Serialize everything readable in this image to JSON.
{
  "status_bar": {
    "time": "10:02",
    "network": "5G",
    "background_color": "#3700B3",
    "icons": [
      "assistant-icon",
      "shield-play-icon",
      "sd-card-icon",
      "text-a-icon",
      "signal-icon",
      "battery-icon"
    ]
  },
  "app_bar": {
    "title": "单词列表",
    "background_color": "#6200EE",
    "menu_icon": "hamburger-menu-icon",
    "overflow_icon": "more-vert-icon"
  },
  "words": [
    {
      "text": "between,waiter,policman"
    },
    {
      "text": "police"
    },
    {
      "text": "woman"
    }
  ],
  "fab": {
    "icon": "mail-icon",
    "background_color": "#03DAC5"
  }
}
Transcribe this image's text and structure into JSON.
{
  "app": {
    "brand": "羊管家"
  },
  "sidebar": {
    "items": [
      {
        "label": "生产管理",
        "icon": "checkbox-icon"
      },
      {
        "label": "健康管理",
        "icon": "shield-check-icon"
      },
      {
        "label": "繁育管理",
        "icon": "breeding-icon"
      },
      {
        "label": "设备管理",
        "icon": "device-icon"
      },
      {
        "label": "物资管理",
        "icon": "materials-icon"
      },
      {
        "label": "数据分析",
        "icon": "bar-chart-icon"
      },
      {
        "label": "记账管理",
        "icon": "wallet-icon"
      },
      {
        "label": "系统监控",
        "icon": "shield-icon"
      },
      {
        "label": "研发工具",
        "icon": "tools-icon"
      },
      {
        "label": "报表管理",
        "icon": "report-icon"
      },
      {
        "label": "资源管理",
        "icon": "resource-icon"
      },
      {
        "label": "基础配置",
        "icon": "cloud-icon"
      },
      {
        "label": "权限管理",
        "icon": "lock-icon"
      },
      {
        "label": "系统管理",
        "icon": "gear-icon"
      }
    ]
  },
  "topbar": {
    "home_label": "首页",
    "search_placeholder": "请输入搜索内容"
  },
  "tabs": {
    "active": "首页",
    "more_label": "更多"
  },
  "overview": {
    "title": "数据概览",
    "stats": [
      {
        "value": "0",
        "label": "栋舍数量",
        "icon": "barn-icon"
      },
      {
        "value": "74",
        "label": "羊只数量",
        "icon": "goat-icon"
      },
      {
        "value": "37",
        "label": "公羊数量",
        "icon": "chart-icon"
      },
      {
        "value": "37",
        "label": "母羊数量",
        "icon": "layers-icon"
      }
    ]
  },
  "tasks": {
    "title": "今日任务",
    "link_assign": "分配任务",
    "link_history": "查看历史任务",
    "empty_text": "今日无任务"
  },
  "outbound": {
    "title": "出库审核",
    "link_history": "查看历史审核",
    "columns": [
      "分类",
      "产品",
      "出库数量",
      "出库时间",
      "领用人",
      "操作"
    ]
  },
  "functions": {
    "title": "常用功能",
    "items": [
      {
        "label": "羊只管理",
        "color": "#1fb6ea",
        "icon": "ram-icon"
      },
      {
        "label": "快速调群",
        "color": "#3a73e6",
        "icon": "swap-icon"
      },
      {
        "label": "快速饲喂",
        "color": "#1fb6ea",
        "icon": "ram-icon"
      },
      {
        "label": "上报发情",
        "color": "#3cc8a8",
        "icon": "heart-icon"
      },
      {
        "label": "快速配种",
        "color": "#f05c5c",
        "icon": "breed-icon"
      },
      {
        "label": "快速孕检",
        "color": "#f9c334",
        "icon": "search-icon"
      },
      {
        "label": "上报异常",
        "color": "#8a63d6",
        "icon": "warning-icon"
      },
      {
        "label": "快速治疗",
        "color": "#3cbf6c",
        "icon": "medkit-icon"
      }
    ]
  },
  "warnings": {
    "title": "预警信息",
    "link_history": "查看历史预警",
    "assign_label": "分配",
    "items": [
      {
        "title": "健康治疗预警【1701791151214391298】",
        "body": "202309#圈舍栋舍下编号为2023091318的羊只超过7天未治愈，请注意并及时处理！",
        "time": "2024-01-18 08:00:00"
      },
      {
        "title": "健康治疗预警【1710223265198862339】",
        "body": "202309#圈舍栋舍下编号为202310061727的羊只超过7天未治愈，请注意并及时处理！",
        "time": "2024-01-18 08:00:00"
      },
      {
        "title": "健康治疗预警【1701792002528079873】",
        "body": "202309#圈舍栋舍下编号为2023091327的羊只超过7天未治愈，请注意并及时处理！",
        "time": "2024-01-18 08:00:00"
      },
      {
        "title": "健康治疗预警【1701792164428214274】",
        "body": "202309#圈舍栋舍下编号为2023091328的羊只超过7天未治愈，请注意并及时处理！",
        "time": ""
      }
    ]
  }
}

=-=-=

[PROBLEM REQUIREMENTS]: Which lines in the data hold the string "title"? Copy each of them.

[YOUR SOLUTION]:
    "title": "单词列表",
    "title": "数据概览",
    "title": "今日任务",
    "title": "出库审核",
    "title": "常用功能",
    "title": "预警信息",
        "title": "健康治疗预警【1701791151214391298】",
        "title": "健康治疗预警【1710223265198862339】",
        "title": "健康治疗预警【1701792002528079873】",
        "title": "健康治疗预警【1701792164428214274】",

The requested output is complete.